Articulation At The Highest Level - Listen to the Music of Scarlatti and Galuppi...

Baldassarre Galuppi - a mouthful indeed; and a pretty well-forgotten composer at this point in time - and Domenico Scarlatti,  who is quite the opposite, being well-remembered today.
Scarlatti preceded Galuppi by about a generation, and was  one of the Great Three born in the same year(1685); namely, he, along with Bach and Handel. The pianist of today continues to be enthralled by his wonderful sonatas, about 550 in number, which he wrote for the keyboard; namely,  the harpsichord, which preceded the piano, which first appeared  around 1711. The matchless prescience of these compositions fits the modern piano veritably as if Scarlatti's vision  allowed for him to write for an instrument yet to come - and these short pieces continue, of course, to be among the great contributions to the  world  of harpsichord performance.
Galuppi was well-known, primarily as a writer of comic opera, and was among the most popular musical figures of his time - what is pretty well discarded today are  his keyboard works, some of which are really quite wonderful, especially in utterance of melody  and harmonic taste. Why not go to YouTube and listen to examples of both composers, one well-known; the other pretty well consigned to relative obscurity?
I chose the art of finger articulation at the highest level among three giants - no crushing Lisztian passages and heroics or passages which sweep us along in the Horowitzian  manner  this time around.
Just sounds, essentially without pedal or overpowering dynamic events.
Listen to the magic of Michelangeli, with his quicksilver tone and marvelous control over finger motion, murmur us through the third movement of a Galuppi Sonata - become introduced to Galuppi. You may very well want to hear more of this composer.
Then go to Martha Argerich, considered to be among many, the world's most powerful woman pianist.
Her performances of the Scarlatti Sonata no. 141, especially the 2008 version, and the replication by Scarlatti of  the guitar through repeated notes  done by the use of the first three fingers, is stunning.
Then do go to Michelangeli, whose Scarlatti is  a revelation, in his performance of the Sonata  in "C" no. 159.
Finally watch Yuja Wang, currently   the  most riveting, arguably, of the new crop of pianists  extant today, do another 'repeated note' investigation  by Scarlatti, in the Sonata no.455 in "G."
Do enjoy!

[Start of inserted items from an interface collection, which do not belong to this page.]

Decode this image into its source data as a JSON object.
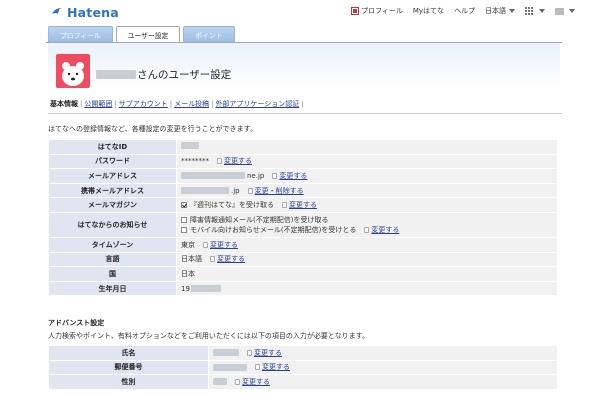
{
  "app": {
    "logo_text": "Hatena"
  },
  "topbar": {
    "profile_label": "プロフィール",
    "myhatena_label": "Myはてな",
    "help_label": "ヘルプ",
    "language_label": "日本語"
  },
  "tabs": [
    {
      "label": "プロフィール",
      "active": false
    },
    {
      "label": "ユーザー設定",
      "active": true
    },
    {
      "label": "ポイント",
      "active": false
    }
  ],
  "header": {
    "title_suffix": "さんのユーザー設定",
    "avatar_color": "#f14b5f"
  },
  "subnav": [
    {
      "label": "基本情報",
      "current": true
    },
    {
      "label": "公開範囲",
      "current": false
    },
    {
      "label": "サブアカウント",
      "current": false
    },
    {
      "label": "メール投稿",
      "current": false
    },
    {
      "label": "外部アプリケーション認証",
      "current": false
    }
  ],
  "intro_text": "はてなへの登録情報など、各種設定の変更を行うことができます。",
  "basic": {
    "id_label": "はてなID",
    "password_label": "パスワード",
    "password_value": "********",
    "password_link": "変更する",
    "mail_label": "メールアドレス",
    "mail_value_suffix": "ne.jp",
    "mail_link": "変更する",
    "mobile_label": "携帯メールアドレス",
    "mobile_value_suffix": ".jp",
    "mobile_link": "変更・削除する",
    "magazine_label": "メールマガジン",
    "magazine_option": "『週刊はてな』を受け取る",
    "magazine_link": "変更する",
    "notice_label": "はてなからのお知らせ",
    "notice_option1": "障害情報通知メール(不定期配信)を受け取る",
    "notice_option2": "モバイル向けお知らせメール(不定期配信)を受けとる",
    "notice_link": "変更する",
    "timezone_label": "タイムゾーン",
    "timezone_value": "東京",
    "timezone_link": "変更する",
    "lang_label": "言語",
    "lang_value": "日本語",
    "lang_link": "変更する",
    "country_label": "国",
    "country_value": "日本",
    "birthday_label": "生年月日",
    "birthday_value_prefix": "19"
  },
  "advanced": {
    "title": "アドバンスト設定",
    "desc": "人力検索やポイント、有料オプションなどをご利用いただくには以下の項目の入力が必要となります。",
    "name_label": "氏名",
    "name_link": "変更する",
    "zip_label": "郵便番号",
    "zip_link": "変更する",
    "gender_label": "性別",
    "gender_link": "変更する"
  },
  "colors": {
    "link": "#2a3f9a",
    "label_bg": "#dfe6f2",
    "value_bg": "#f1f1f1",
    "brand": "#2d73c6"
  }
}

Post a Comment

Subscribe to Post Comments [Atom]

<< Home